## RECORDS SUPPLIED
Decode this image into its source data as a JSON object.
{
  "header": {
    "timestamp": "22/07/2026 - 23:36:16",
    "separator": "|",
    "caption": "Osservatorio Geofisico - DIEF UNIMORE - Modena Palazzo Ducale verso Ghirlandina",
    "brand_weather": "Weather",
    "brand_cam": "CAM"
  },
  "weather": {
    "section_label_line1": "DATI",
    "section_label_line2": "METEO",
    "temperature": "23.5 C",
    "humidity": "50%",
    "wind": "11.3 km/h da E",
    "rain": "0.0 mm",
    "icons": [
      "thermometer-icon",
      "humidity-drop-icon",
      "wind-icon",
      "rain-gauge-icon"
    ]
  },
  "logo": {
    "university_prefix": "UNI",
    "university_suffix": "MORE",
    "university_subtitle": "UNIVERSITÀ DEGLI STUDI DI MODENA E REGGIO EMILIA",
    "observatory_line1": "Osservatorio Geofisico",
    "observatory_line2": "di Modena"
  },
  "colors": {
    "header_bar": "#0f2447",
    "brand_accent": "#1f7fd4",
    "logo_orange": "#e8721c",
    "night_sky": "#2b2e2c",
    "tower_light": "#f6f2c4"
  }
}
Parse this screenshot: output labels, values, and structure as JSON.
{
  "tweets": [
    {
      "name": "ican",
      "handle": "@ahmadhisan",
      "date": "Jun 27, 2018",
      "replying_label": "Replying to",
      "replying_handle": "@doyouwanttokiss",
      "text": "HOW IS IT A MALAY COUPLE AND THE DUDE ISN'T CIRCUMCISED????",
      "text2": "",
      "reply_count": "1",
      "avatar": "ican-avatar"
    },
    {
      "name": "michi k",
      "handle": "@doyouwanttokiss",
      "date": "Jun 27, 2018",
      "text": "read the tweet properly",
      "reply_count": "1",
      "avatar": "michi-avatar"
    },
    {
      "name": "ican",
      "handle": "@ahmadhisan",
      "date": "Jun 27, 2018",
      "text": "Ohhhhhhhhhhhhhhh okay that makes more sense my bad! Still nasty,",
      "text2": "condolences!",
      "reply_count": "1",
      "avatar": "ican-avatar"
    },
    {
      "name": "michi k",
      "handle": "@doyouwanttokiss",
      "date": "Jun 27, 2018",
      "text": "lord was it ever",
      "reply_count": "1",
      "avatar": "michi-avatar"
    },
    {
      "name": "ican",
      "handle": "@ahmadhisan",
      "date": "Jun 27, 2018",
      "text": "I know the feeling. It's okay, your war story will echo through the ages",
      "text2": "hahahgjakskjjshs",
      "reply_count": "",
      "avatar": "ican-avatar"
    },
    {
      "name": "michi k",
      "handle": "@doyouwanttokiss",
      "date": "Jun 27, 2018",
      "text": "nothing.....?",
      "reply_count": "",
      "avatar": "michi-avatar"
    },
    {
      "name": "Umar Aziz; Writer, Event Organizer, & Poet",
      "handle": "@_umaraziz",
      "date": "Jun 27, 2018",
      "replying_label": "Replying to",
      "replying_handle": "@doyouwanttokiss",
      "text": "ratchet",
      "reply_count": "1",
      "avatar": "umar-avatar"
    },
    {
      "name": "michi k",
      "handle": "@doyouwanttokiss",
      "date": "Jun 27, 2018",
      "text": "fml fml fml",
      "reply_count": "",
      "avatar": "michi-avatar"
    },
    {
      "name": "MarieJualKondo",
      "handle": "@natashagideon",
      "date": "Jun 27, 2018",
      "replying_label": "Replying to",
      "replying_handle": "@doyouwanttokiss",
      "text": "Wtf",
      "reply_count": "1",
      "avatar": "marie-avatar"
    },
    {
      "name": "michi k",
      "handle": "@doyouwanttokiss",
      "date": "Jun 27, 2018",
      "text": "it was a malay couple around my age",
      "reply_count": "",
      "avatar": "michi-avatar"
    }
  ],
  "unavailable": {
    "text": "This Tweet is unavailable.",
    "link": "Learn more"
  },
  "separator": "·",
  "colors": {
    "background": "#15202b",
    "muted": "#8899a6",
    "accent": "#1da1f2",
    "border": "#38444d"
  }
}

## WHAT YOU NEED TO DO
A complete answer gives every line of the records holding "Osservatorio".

## EXERCISE ANSWER
    "caption": "Osservatorio Geofisico - DIEF UNIMORE - Modena Palazzo Ducale verso Ghirlandina",
    "observatory_line1": "Osservatorio Geofisico",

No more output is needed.